Online sessions will be held between and 11:00 and 15:00 Tbilisi time.
We are waiting for more details.
- 26 – 29 October SENA is organized in Rabat, Morocco.
Online presentations on 26, 27 or 28 October, between 12.30 and 14.00.
On Saturday 29th a tour is being organized; a program will follow.
3.2 PQ 2023
8-18 June 2023
AC is in contact with Andrew Filmer, curator for the Space Design Exhibition. We are invited to fill in 2 half-days with a workshop, panel discussion, etc. We have already had a Zoom meeting with Andrew, and a new one is planned to share our ideas. We need interested people who would like to help organize this.
3.3 22-23 June 2023
ABTT Theatre Show, London
ITEAC (London) Conference 2022 has been moved to 2023, and the annual trade show and seminar series will be run by the ABTT for those who still wish to meet at this occasion.
3.4 WSD 2025
Next WSD will be held in 2025 at Sharsjah Performing Arts Academy (SPAA), United Arab Emirates.
The Architecture Commission needs to make plans for future activities and meetings. AC aims to meet at least once a year to provide an opportunity for anyone with an interest in theatre buildings to meet, to visit theatre buildings and to hold meetings and seminars with local practitioners. Besides that, we’re getting more and more used to the digital ways of meeting, so a few digital meetings each year will certainly be added to the program.
Suggestions to increase participation are always welcomed so please assist by raising the profile of the AC in your own country.
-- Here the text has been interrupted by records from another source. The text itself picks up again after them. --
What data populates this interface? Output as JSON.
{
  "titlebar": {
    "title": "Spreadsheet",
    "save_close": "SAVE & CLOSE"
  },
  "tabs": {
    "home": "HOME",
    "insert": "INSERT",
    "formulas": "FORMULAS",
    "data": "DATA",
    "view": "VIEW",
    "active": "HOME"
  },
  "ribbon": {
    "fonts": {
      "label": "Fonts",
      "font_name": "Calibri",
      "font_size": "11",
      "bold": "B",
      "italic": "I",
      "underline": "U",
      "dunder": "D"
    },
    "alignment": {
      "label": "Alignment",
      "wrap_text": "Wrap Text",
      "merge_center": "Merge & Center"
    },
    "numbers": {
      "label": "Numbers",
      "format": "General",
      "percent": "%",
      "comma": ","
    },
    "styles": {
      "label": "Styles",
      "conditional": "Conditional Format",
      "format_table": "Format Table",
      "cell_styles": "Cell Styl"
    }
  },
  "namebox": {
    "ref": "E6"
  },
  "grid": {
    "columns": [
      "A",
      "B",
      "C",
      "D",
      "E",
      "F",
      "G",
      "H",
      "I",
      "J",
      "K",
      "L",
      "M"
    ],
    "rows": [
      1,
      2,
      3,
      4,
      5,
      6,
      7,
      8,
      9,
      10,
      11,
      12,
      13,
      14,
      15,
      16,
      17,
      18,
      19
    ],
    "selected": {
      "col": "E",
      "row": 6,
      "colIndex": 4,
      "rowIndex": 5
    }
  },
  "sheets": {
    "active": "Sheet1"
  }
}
AC activities are open to anyone with an interest in theatre buildings.
Notes compiled by Peter Ruthven Hall with Maaike Westinga